* _The task_:
Each record, exactly as written, should be printed again.
------------------------
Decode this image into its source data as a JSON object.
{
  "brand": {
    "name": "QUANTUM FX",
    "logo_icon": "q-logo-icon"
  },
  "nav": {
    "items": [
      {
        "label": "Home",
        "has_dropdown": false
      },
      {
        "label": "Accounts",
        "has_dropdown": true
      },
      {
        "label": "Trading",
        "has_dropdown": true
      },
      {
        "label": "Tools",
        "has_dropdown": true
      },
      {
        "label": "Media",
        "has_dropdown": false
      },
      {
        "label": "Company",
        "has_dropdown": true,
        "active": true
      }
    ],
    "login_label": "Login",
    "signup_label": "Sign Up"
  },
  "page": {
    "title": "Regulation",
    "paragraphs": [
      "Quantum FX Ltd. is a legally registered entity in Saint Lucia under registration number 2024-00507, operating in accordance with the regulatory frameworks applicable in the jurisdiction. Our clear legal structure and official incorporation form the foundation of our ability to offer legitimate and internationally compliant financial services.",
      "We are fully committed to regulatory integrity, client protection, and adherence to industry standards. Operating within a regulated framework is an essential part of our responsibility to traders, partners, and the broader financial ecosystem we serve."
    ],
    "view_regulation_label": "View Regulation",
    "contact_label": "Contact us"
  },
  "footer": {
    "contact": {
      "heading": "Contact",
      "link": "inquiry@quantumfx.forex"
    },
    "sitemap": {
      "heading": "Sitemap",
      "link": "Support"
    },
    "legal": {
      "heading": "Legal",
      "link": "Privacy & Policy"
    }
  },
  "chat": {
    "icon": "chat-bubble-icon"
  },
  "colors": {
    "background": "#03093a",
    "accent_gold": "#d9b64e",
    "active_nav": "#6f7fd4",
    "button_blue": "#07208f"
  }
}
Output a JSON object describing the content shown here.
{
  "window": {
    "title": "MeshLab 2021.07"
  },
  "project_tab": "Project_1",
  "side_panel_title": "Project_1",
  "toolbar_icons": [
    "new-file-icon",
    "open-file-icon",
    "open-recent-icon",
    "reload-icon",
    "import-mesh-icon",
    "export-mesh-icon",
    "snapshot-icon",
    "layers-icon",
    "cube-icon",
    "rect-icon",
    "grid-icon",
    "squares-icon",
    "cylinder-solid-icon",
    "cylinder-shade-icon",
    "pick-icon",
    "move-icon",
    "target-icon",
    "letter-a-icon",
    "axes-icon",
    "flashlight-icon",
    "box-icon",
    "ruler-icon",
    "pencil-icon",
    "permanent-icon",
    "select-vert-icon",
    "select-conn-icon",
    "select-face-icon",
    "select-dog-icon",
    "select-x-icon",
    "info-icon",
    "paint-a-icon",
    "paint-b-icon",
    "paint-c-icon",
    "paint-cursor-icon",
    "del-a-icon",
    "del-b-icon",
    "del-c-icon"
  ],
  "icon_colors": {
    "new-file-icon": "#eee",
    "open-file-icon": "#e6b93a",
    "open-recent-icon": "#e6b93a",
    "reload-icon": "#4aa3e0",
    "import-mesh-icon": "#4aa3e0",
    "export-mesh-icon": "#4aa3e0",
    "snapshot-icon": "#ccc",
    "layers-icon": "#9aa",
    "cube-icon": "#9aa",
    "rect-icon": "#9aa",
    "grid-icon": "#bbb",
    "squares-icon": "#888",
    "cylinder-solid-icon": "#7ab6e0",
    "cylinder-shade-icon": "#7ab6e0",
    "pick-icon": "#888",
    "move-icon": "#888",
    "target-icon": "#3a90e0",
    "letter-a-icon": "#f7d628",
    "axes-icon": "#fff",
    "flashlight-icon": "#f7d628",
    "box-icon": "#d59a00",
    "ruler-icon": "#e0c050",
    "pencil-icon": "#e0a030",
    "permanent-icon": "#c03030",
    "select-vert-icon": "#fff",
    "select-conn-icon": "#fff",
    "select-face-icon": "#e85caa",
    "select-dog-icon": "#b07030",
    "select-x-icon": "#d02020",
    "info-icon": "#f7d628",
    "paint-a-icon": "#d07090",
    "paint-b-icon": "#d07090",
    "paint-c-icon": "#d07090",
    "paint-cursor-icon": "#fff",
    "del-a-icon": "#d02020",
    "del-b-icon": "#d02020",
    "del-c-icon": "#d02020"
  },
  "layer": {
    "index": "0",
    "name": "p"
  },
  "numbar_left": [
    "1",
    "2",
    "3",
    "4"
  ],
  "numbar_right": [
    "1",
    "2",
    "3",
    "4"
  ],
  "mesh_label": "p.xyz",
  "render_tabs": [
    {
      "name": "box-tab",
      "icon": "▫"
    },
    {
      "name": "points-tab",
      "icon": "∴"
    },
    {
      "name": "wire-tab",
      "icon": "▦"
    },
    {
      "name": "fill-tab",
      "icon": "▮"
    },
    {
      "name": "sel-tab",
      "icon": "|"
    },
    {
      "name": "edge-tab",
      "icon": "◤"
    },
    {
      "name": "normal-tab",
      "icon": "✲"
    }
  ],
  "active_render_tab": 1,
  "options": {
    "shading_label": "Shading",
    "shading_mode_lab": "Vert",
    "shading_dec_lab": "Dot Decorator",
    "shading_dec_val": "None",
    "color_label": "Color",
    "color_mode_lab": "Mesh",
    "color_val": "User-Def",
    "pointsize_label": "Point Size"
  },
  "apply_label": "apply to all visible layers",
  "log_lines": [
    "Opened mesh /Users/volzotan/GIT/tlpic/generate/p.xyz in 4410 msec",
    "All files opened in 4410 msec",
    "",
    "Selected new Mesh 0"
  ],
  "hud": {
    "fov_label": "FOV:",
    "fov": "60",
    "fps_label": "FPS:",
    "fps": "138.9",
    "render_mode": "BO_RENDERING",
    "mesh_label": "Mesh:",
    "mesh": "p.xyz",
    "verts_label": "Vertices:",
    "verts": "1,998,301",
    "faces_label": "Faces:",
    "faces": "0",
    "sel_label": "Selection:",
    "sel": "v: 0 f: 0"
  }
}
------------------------
* _Completed exercise_:
Decode this image into its source data as a JSON object.
{
  "brand": {
    "name": "QUANTUM FX",
    "logo_icon": "q-logo-icon"
  },
  "nav": {
    "items": [
      {
        "label": "Home",
        "has_dropdown": false
      },
      {
        "label": "Accounts",
        "has_dropdown": true
      },
      {
        "label": "Trading",
        "has_dropdown": true
      },
      {
        "label": "Tools",
        "has_dropdown": true
      },
      {
        "label": "Media",
        "has_dropdown": false
      },
      {
        "label": "Company",
        "has_dropdown": true,
        "active": true
      }
    ],
    "login_label": "Login",
    "signup_label": "Sign Up"
  },
  "page": {
    "title": "Regulation",
    "paragraphs": [
      "Quantum FX Ltd. is a legally registered entity in Saint Lucia under registration number 2024-00507, operating in accordance with the regulatory frameworks applicable in the jurisdiction. Our clear legal structure and official incorporation form the foundation of our ability to offer legitimate and internationally compliant financial services.",
      "We are fully committed to regulatory integrity, client protection, and adherence to industry standards. Operating within a regulated framework is an essential part of our responsibility to traders, partners, and the broader financial ecosystem we serve."
    ],
    "view_regulation_label": "View Regulation",
    "contact_label": "Contact us"
  },
  "footer": {
    "contact": {
      "heading": "Contact",
      "link": "inquiry@quantumfx.forex"
    },
    "sitemap": {
      "heading": "Sitemap",
      "link": "Support"
    },
    "legal": {
      "heading": "Legal",
      "link": "Privacy & Policy"
    }
  },
  "chat": {
    "icon": "chat-bubble-icon"
  },
  "colors": {
    "background": "#03093a",
    "accent_gold": "#d9b64e",
    "active_nav": "#6f7fd4",
    "button_blue": "#07208f"
  }
}
Output a JSON object describing the content shown here.
{
  "window": {
    "title": "MeshLab 2021.07"
  },
  "project_tab": "Project_1",
  "side_panel_title": "Project_1",
  "toolbar_icons": [
    "new-file-icon",
    "open-file-icon",
    "open-recent-icon",
    "reload-icon",
    "import-mesh-icon",
    "export-mesh-icon",
    "snapshot-icon",
    "layers-icon",
    "cube-icon",
    "rect-icon",
    "grid-icon",
    "squares-icon",
    "cylinder-solid-icon",
    "cylinder-shade-icon",
    "pick-icon",
    "move-icon",
    "target-icon",
    "letter-a-icon",
    "axes-icon",
    "flashlight-icon",
    "box-icon",
    "ruler-icon",
    "pencil-icon",
    "permanent-icon",
    "select-vert-icon",
    "select-conn-icon",
    "select-face-icon",
    "select-dog-icon",
    "select-x-icon",
    "info-icon",
    "paint-a-icon",
    "paint-b-icon",
    "paint-c-icon",
    "paint-cursor-icon",
    "del-a-icon",
    "del-b-icon",
    "del-c-icon"
  ],
  "icon_colors": {
    "new-file-icon": "#eee",
    "open-file-icon": "#e6b93a",
    "open-recent-icon": "#e6b93a",
    "reload-icon": "#4aa3e0",
    "import-mesh-icon": "#4aa3e0",
    "export-mesh-icon": "#4aa3e0",
    "snapshot-icon": "#ccc",
    "layers-icon": "#9aa",
    "cube-icon": "#9aa",
    "rect-icon": "#9aa",
    "grid-icon": "#bbb",
    "squares-icon": "#888",
    "cylinder-solid-icon": "#7ab6e0",
    "cylinder-shade-icon": "#7ab6e0",
    "pick-icon": "#888",
    "move-icon": "#888",
    "target-icon": "#3a90e0",
    "letter-a-icon": "#f7d628",
    "axes-icon": "#fff",
    "flashlight-icon": "#f7d628",
    "box-icon": "#d59a00",
    "ruler-icon": "#e0c050",
    "pencil-icon": "#e0a030",
    "permanent-icon": "#c03030",
    "select-vert-icon": "#fff",
    "select-conn-icon": "#fff",
    "select-face-icon": "#e85caa",
    "select-dog-icon": "#b07030",
    "select-x-icon": "#d02020",
    "info-icon": "#f7d628",
    "paint-a-icon": "#d07090",
    "paint-b-icon": "#d07090",
    "paint-c-icon": "#d07090",
    "paint-cursor-icon": "#fff",
    "del-a-icon": "#d02020",
    "del-b-icon": "#d02020",
    "del-c-icon": "#d02020"
  },
  "layer": {
    "index": "0",
    "name": "p"
  },
  "numbar_left": [
    "1",
    "2",
    "3",
    "4"
  ],
  "numbar_right": [
    "1",
    "2",
    "3",
    "4"
  ],
  "mesh_label": "p.xyz",
  "render_tabs": [
    {
      "name": "box-tab",
      "icon": "▫"
    },
    {
      "name": "points-tab",
      "icon": "∴"
    },
    {
      "name": "wire-tab",
      "icon": "▦"
    },
    {
      "name": "fill-tab",
      "icon": "▮"
    },
    {
      "name": "sel-tab",
      "icon": "|"
    },
    {
      "name": "edge-tab",
      "icon": "◤"
    },
    {
      "name": "normal-tab",
      "icon": "✲"
    }
  ],
  "active_render_tab": 1,
  "options": {
    "shading_label": "Shading",
    "shading_mode_lab": "Vert",
    "shading_dec_lab": "Dot Decorator",
    "shading_dec_val": "None",
    "color_label": "Color",
    "color_mode_lab": "Mesh",
    "color_val": "User-Def",
    "pointsize_label": "Point Size"
  },
  "apply_label": "apply to all visible layers",
  "log_lines": [
    "Opened mesh /Users/volzotan/GIT/tlpic/generate/p.xyz in 4410 msec",
    "All files opened in 4410 msec",
    "",
    "Selected new Mesh 0"
  ],
  "hud": {
    "fov_label": "FOV:",
    "fov": "60",
    "fps_label": "FPS:",
    "fps": "138.9",
    "render_mode": "BO_RENDERING",
    "mesh_label": "Mesh:",
    "mesh": "p.xyz",
    "verts_label": "Vertices:",
    "verts": "1,998,301",
    "faces_label": "Faces:",
    "faces": "0",
    "sel_label": "Selection:",
    "sel": "v: 0 f: 0"
  }
}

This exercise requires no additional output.